When FFA First Begins
Frontal fibrosing alopecia (FFA) is a scarring alopecia that affects women to a greater extent than men. The cause remains unknown although hormonal and immune-based mechanisms are clearly relevant.
The disease causes loss of hairs in the frontal hairline, sides and back of scalp, eyelashes, eyebrows and body hair. What is interesting about FFA is that the very earliest stages are associated with destruction of the tiny “vellus” hairs. This destruction leaves behind the thicker terminal hairs.
In the earliest stages of FFA, the hair loss can be completely unnoticeable. There are frequently no symptoms and there is simply a subtle thinning in the area rather than complete loss.
This photo of a patient with FFA shows a relatively normal looking scalp that is easily mistaken for androgenetic alopecia. (In fact this photo could easily be a picture of androgenetic alopecia were it not for the loss of all vellus hairs in this area over a 3 month period). In androgenetic alopecia, there is a gradual (slow!) conversion of thick hairs to thin hairs (a process called miniaturization). In FFA, we often do not see the miniaturized and vellus hairs as they are preferentially destroyed by the immune system. We see mainly single terminal hairs in FFA. Over time (without treatment) there may be some redness that develops in this area and even some scaling. About 40 % of women with FFA have androgenetic alopecia as well, so the two conditions frequently co-exist.
It is often not a decision “is this FFA or AGA ...but rather is it FFA, AGA or both.” The goal of treatment however is to stop that from occurring and the patient was started on topical fluocinonide gel, pimecrolimus cream, steroid injections and oral finasteride.
Dr. Jeff Donovan is a Canadian and US board certified dermatologist specializing exclusively in hair loss.

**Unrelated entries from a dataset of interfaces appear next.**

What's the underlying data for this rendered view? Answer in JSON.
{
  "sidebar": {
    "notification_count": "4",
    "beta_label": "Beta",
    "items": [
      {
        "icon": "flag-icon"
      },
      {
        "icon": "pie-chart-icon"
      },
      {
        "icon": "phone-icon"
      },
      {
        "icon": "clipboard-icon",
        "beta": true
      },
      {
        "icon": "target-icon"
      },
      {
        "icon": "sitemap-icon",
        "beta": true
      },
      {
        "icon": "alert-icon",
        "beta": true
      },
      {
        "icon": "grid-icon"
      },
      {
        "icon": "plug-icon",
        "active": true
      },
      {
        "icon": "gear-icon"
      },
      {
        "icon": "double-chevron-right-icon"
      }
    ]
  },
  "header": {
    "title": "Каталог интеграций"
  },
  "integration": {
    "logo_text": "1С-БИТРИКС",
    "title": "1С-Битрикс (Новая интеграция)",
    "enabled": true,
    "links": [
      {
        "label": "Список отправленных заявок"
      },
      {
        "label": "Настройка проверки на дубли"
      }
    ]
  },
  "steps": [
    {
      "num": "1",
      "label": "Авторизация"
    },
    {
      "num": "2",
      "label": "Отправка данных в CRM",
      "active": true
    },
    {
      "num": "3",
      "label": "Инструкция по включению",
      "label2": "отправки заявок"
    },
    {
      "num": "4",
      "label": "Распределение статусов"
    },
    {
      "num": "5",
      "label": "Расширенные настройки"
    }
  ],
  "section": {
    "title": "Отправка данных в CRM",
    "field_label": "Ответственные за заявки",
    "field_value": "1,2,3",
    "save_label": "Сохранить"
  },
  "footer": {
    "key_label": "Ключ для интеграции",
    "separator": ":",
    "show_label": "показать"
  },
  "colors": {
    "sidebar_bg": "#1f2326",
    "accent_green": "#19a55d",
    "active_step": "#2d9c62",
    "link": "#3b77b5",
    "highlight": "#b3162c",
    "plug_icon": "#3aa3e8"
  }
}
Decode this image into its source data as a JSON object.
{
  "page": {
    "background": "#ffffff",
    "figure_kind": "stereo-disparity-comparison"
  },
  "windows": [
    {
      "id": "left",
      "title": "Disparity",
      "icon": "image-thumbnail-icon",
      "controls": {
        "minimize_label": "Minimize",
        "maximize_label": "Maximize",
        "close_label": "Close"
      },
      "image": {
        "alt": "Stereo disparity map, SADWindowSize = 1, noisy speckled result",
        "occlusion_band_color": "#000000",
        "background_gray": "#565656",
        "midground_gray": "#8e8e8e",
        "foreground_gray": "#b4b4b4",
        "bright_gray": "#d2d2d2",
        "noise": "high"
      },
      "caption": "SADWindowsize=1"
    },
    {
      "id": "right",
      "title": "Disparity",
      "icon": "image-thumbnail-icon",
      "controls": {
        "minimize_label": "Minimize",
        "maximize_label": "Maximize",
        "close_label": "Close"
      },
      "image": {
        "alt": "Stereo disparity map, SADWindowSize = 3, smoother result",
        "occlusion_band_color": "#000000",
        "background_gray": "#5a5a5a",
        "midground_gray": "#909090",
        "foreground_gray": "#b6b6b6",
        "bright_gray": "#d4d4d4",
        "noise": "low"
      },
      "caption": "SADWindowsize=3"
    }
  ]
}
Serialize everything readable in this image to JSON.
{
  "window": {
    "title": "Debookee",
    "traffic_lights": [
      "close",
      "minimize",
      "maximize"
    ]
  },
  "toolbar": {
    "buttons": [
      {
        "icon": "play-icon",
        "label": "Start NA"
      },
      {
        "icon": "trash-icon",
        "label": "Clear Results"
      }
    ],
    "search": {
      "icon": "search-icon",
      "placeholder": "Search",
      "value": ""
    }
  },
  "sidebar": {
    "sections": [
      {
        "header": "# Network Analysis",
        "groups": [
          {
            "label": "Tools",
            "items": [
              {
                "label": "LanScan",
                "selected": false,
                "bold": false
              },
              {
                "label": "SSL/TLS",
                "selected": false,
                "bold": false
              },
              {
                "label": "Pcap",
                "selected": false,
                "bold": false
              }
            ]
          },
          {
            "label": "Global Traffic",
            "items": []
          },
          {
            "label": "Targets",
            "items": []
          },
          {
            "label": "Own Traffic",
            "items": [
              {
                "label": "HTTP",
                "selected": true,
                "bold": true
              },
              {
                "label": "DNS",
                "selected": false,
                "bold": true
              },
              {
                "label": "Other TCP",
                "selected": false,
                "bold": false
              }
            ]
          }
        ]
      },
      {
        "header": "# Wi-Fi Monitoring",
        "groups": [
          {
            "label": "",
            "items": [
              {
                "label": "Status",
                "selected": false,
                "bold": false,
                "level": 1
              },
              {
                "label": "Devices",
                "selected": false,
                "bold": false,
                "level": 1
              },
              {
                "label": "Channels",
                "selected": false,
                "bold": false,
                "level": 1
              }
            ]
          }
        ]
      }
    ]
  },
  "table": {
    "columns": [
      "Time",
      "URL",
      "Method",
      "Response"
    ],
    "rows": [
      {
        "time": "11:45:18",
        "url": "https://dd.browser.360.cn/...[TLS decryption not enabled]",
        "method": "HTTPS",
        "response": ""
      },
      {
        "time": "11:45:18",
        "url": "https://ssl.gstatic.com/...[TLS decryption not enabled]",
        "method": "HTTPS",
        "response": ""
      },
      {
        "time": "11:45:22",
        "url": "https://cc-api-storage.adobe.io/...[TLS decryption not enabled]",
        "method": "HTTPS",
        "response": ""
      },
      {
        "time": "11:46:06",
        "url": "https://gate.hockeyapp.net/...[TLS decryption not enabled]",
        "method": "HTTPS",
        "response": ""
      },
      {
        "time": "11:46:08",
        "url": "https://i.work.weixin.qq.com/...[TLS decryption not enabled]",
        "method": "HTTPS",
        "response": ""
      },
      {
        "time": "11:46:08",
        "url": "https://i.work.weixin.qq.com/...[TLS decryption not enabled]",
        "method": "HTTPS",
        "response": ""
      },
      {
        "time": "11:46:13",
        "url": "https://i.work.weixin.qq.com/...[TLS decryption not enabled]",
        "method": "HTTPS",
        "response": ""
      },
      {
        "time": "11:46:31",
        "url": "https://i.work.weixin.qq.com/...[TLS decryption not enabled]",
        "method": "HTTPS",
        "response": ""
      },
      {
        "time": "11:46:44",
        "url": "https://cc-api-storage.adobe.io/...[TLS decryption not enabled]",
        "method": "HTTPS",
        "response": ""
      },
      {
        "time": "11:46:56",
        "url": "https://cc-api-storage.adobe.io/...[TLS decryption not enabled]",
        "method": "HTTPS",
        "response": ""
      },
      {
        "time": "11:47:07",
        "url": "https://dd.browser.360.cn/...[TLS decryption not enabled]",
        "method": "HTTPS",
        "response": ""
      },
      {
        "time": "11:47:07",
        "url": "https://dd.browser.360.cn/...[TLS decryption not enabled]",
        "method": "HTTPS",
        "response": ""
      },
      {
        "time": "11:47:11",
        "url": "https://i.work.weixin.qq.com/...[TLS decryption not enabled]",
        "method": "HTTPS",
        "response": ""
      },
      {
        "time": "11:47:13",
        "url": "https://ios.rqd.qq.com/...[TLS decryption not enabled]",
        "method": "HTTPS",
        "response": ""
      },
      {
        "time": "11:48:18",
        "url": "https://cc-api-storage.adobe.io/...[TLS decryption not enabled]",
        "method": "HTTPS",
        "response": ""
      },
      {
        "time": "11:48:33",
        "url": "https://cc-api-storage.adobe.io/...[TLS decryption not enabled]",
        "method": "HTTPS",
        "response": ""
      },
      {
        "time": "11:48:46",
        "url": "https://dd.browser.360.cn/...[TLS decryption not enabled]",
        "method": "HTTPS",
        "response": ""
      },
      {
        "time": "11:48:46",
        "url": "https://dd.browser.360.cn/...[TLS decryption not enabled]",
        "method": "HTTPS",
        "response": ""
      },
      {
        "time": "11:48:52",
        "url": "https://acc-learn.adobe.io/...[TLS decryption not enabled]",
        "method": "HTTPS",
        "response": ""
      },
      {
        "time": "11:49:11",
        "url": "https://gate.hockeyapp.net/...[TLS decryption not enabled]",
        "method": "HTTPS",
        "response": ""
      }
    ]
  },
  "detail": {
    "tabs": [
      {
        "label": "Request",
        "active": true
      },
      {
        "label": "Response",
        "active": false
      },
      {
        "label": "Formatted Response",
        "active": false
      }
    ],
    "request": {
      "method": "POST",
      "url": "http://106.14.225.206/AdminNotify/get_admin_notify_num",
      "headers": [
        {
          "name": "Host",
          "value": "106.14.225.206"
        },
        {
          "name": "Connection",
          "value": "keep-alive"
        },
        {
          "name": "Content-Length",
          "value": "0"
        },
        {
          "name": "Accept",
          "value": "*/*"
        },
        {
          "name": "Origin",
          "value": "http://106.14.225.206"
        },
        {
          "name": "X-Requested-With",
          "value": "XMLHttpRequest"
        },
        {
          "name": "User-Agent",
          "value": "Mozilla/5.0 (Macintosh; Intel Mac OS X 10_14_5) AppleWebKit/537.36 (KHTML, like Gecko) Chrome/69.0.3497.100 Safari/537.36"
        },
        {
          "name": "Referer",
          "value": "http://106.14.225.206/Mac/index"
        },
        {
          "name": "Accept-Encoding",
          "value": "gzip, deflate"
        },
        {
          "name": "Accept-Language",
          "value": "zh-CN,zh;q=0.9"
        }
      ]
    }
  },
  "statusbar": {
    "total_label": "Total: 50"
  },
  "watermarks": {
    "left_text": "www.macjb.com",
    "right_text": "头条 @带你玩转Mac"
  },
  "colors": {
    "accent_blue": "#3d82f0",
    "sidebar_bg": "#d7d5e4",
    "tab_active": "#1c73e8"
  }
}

To schedule a consultation, please call the Whistler office at 604.283.1887